Peter Altmaier


”Start-ups have increasingly become job creators“

The Federal Minister for Economic Affairs and Energy, Peter Altmaier, reveals in an interview how the German Federal Government intends to strengthen Germany as a centre for technology and the role that venture capital plays in this.

About Mr Altmaier
Peter Altmaier

Peter Altmaier is Federal Minister for Economic Affairs and Energy since 2018. Currently, he is also Chair of the Board of Supervisory Directors of KfW.

How has the start-up scene in Germany developed in recent years? What do you see as the strengths and weaknesses?

Peter Altmaier: Over the past few years, start-ups in Germany have increasingly become job creators. As drivers for innovation, they provide the established economy with vital impetus. At international level, Berlin has received a great deal of attention as a prime location for start-ups. Other cities such as Munich, Hamburg and Cologne, as well as entire regions like “Silicon Saxony”, are now following suit. Enough bright ideas are being generated. There is no shortage of brilliant minds out there. First and foremost, I recognise an unsatisfied demand for financing, especially for large-volume rounds of financing in the growth phase.

In your opinion, why is it important to strengthen Germany as an investment centre for venture capital? What is the German Federal Government doing to make Germany more attractive as an investment location for venture capital?

Funding the German venture capital market is not an end in itself. Our venture capital (VC) agenda is focused on start-ups and innovative enterprises.
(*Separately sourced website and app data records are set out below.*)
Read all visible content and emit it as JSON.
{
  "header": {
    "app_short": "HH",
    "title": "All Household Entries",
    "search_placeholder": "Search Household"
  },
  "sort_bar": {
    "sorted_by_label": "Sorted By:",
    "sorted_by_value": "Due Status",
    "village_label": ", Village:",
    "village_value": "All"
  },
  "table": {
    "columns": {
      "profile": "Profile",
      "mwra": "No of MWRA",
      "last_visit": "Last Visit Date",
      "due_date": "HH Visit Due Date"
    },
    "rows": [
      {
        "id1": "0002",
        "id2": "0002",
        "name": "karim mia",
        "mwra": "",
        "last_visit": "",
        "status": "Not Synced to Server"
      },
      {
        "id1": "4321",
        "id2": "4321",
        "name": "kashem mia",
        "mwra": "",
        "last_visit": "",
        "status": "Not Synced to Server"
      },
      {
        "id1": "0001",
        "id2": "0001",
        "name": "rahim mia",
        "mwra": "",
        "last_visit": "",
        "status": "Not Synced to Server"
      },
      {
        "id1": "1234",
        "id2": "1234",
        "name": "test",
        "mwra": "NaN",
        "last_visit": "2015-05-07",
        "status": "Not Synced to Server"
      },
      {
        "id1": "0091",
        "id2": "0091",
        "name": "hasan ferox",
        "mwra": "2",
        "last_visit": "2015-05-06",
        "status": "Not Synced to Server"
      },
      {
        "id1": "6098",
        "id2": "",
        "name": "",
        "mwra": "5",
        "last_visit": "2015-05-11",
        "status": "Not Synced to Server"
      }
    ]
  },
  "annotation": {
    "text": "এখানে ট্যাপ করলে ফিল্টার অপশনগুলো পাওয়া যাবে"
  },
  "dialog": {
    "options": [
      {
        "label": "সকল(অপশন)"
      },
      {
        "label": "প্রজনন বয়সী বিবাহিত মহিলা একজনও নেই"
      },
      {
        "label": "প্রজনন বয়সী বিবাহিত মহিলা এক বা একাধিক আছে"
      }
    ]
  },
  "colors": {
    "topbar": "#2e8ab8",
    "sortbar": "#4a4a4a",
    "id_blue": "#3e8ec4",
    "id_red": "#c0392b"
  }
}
Germany relies on their input. To be successful, start-ups need an attractive financing environment. Venture capital plays a decisive role in this, because digital solutions and business models have to be scaled quickly in order to be successful in the market. That is why we will continue to offer our successful funding instruments such as the High-Tech Start-up Fund (HTGF) and coparion. With the foundation of KfW Capital, we now expect to generate further momentum for the VC market.

Venture Capital

The term venture capital is used when investors invest in young companies that have not yet established themselves in the market but still show promise. The investor supports the entrepreneurs with equity capital in the hope of a high return. Since it is anything but certain that a young company will develop positively, a total loss must always be expected. It is therefore with good reason that the term venture capital financing is used. Investing in a venture capital fund that invests not only in one, but in several young companies, thereby at least helps spreading the risk.

The ERP Special Fund is one of the most intelligent financing instruments in Germany's post-war history. In your opinion, what are its particular strengths?

The ERP Special Fund has been supporting the German economy with funds since 1948. To ensure continued support after the Marshall Plan had come to an end, the ERP Special Fund was developed into a revolving fund for long-term investment loans. This means that the funds are issued in the form of low-interest, long-term loans and the returning funds with interest are made available once again for new financing projects. That is why I believe the particular strength of the Special Fund to lie in the reliability and continuity with which we can support the German economy – especially in times of crisis.

I also believe that the ERP Special Fund's particular strength lies in the way it has adapted in the meantime to remain a powerful tool for economic development. Significant capital components of the Special Fund are now part of KfW’s equity. This enabled us to establish a strong, national promotional bank in the shape of KfW that is coveted by the entire world. We have also succeeded in using the ERP Special Fund to boost the growth of the all-important venture capital market.

Venture Debt

Like venture capital, venture debt involves financing for a young company. Unlike venture capital, venture debt is a debt instrument that is tied to regular interest and principal payments.

Apart from the provision of venture capital, do you see other ways of strengthening Germany as a technology centre?

One way is to strengthen leap innovations. In August, the German Federal Government passed the key elements for the foundation of an agency for leap innovations.

From 2020 onwards, we expect a demand for funding totaling approximately EUR 1 billion over ten years. The German Federal Ministry for Economic Affairs will primarily be involved in the agency with a regard to the economic realisation of leap innovations. Our focus will be on the transfer of ideas into the market, scouting for good ideas and the minds they stem from for economically relevant future topics, and on connecting the agencyk to the EU's European Innovation Council.

What is more, the German Federal Ministry of Education and Research will be involved within the key area of basic research. The agency will take up its operational activities – in particular, running tenders, competitions and top-level projects – in 2019/2020.

Published on KfW Stories: Tuesday, 9 October 2018